Only one number is wanted here: how many lines of the data hold "description".

Listed entries =
----

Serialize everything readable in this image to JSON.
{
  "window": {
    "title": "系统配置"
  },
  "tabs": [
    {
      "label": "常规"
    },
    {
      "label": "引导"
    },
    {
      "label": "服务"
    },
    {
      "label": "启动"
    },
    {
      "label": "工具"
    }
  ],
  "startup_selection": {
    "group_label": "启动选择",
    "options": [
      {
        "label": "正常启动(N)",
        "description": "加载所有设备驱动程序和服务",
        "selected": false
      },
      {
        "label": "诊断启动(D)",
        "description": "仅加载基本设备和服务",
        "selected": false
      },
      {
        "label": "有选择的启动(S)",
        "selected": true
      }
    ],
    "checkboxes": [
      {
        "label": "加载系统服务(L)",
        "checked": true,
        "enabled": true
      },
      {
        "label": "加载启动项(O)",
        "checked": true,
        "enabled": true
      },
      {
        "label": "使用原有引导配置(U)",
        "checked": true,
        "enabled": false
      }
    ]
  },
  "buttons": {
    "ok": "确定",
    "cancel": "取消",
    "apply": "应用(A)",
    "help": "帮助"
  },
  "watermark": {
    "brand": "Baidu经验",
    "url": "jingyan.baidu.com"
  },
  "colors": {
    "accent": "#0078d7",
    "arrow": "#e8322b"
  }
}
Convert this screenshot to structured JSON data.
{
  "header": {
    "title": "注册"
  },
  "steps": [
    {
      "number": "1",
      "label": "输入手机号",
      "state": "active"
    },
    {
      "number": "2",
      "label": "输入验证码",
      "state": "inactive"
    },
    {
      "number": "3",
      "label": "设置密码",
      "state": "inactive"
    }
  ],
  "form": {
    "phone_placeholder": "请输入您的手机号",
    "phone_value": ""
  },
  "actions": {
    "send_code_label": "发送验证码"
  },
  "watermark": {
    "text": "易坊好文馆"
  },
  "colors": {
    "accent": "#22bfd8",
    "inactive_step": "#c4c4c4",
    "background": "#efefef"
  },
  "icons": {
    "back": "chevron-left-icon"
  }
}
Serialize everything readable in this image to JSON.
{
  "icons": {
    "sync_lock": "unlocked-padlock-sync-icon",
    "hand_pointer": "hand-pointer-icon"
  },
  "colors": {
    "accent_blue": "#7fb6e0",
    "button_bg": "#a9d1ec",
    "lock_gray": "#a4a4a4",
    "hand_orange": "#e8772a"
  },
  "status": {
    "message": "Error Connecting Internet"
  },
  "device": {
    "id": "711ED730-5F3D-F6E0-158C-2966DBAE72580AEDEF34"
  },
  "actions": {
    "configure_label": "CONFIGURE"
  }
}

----

Exercise output = 2